A contentious bill to allow hydrolic fracturing – or “fracking” – for oil and gas exploration in the state passed the N.C. Senate on Wednesday by a 29-19 majority, and is expected to be voted on today in the House. The Senate vote followed a standing-room-only Commerce Committee hearing on Tuesday, which saw Senate Democratic Leader Martin Nesbitt, Jr., of Buncombe County, speak out against the bill .
A report in the Charlotte Observer quoted Nesbitt’s warning that: “If you mess up the water tables of this state, you’re done. If you get bleed-through from a mining operation, you’re done forever – that place is wiped out.” (Fracking involves injecting pressurized fluid into shale rock formations to release gas and petroleum.)
But the bill in question (SB 820), entitled the Clean Energy and Economic Security Act, has several Western North Carolina co-sponsors, including Republican Sen. Tom Apodaca of Hendersonville—who represents Buncombe, Henderson and Polk counties. Republicans Jim Davis of Franklin and Ralph Hise of Spruce Pine are also co-sponsors. The bill is expected to pass in the House, and then will face Gov. Bev Perdue and the possibility of a veto. The governor, who quashed an earlier bill calling for test drilling, has subsequently announced that she believes drilling can be done safely in the state. But the safety provisions of SB 820 and its expedited scheduling could prove inadequate for her measure.
On the same day that SB 820 passed the Senate, the N.C. Department of Energy and Natural Resources announced the findings of an assessment by the U.S. Geological Survey of the undiscovered oil and gas resources for five East Coast Mesozoic basins, including North Carolina, indicating natural gas resources in this state’s Deep River Basin sufficient to meet North Carolina’s natural gas demand for approximately 5.6 years. A smaller formation, the Dan River-Danville Basin, is estimated to contain a potential 60-day supply. Both basins are located in the piedmont area of the state.

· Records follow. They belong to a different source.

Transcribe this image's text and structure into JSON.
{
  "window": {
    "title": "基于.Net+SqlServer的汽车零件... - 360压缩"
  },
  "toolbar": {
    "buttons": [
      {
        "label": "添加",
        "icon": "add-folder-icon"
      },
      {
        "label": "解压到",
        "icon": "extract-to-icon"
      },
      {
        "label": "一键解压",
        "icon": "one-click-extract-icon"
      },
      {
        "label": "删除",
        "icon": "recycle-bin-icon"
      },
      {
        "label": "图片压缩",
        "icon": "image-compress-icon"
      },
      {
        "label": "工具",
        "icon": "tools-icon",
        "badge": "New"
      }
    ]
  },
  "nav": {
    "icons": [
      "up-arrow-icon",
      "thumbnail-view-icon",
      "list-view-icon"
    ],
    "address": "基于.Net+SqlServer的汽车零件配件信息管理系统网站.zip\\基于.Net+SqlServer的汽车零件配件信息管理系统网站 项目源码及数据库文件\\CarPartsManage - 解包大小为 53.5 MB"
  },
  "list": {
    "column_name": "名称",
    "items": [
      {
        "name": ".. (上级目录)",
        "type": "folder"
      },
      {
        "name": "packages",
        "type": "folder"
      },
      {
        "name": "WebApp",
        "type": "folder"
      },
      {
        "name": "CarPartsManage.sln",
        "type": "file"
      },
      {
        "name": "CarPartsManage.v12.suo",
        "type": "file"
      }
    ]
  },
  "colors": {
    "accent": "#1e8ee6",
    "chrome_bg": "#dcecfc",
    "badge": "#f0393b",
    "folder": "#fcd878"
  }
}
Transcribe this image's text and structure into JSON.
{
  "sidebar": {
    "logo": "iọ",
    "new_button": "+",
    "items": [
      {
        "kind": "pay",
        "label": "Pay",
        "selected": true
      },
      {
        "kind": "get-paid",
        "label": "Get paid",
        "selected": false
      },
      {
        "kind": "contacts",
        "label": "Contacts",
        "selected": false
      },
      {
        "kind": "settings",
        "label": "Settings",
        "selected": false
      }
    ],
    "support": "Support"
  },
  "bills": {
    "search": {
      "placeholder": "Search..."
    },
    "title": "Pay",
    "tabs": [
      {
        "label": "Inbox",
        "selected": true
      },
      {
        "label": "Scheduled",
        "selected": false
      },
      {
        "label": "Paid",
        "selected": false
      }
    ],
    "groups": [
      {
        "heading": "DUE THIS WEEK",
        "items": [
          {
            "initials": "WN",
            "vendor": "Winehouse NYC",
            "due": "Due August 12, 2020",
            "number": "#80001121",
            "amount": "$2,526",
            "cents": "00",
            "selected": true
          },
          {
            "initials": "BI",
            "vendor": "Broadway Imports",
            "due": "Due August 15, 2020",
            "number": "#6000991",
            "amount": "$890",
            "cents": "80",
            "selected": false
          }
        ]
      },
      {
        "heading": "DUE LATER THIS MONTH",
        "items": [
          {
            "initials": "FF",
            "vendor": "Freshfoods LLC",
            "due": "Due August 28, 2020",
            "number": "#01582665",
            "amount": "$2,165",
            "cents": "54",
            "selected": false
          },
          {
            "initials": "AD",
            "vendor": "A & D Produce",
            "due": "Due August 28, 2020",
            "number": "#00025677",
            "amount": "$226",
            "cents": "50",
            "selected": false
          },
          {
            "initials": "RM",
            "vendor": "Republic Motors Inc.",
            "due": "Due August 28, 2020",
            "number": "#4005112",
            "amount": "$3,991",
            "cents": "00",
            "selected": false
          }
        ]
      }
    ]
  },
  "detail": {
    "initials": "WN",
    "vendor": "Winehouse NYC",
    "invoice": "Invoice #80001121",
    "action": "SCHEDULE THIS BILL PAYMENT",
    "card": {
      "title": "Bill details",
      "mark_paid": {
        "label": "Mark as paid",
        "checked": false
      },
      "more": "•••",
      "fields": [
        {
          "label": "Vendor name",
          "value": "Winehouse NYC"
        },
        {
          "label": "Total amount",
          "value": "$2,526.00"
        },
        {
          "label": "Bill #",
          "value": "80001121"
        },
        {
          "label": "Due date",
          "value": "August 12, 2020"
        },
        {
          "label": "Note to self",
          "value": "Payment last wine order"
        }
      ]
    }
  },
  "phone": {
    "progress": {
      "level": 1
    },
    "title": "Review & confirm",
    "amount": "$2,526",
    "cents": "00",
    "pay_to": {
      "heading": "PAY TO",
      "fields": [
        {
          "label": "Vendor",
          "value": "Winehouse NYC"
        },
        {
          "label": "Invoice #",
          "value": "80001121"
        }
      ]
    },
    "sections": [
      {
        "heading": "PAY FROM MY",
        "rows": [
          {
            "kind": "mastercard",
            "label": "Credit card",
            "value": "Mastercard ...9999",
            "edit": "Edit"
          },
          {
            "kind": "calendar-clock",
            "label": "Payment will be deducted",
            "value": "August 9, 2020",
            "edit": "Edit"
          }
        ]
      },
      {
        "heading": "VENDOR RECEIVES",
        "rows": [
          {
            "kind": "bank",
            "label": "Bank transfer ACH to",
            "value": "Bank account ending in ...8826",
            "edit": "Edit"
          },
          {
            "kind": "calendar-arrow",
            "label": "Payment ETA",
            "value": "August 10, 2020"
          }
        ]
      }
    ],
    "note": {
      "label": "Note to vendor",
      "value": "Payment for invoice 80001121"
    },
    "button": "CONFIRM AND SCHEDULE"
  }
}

The House convenes today at noon. Also on the schedule are the reconsideration of five bills formerly ratified but then vetoed by Gov. Bev Perdue, including HB 351, the Restore Confidence in Government legislation requiring photo identification in order to vote; SB 9, called the No Discriminatory Purpose in Death Penalty, which essentially repeals the state’s Racial Justice Act; and SB 709, known as the Energy Jobs Act, which deals withoffshore and onshore energy development and prospective state revenues, and directs the governor to establish a regional energy pact with Virginia and South Carolina.
by Nelda Holder, associate editor